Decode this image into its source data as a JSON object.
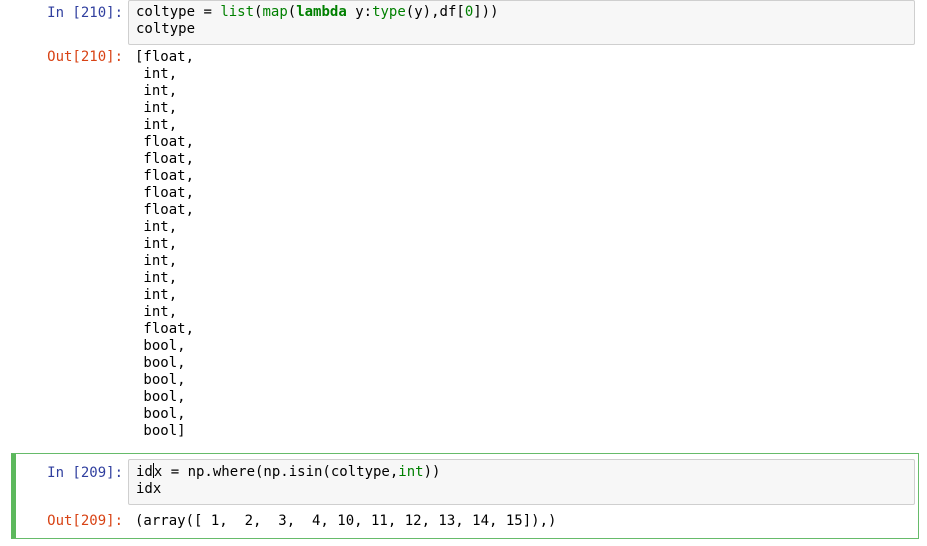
{
  "cells": [
    {
      "in_prompt": "In [210]:",
      "code": {
        "line1": {
          "var": "coltype",
          "eq": " = ",
          "list": "list",
          "p1": "(",
          "map": "map",
          "p2": "(",
          "lambda": "lambda",
          "arg": " y:",
          "type": "type",
          "rest": "(y),df[",
          "zero": "0",
          "end": "]))"
        },
        "line2": "coltype"
      },
      "out_prompt": "Out[210]:",
      "output_lines": [
        "[float,",
        " int,",
        " int,",
        " int,",
        " int,",
        " float,",
        " float,",
        " float,",
        " float,",
        " float,",
        " int,",
        " int,",
        " int,",
        " int,",
        " int,",
        " int,",
        " float,",
        " bool,",
        " bool,",
        " bool,",
        " bool,",
        " bool,",
        " bool]"
      ]
    },
    {
      "in_prompt": "In [209]:",
      "code": {
        "line1": {
          "pre_cursor": "id",
          "post_cursor": "x = np.where(np.isin(coltype,",
          "int": "int",
          "end": "))"
        },
        "line2": "idx"
      },
      "out_prompt": "Out[209]:",
      "output": "(array([ 1,  2,  3,  4, 10, 11, 12, 13, 14, 15]),)"
    }
  ],
  "colors": {
    "in_prompt": "#303f9f",
    "out_prompt": "#d84315",
    "selected_cell_border": "#5cb85c",
    "keyword": "#008000"
  }
}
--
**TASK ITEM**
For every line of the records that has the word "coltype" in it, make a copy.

**SOLUTION FOR THIS PROBLEM**
          "var": "coltype",
        "line2": "coltype"
          "post_cursor": "x = np.where(np.isin(coltype,",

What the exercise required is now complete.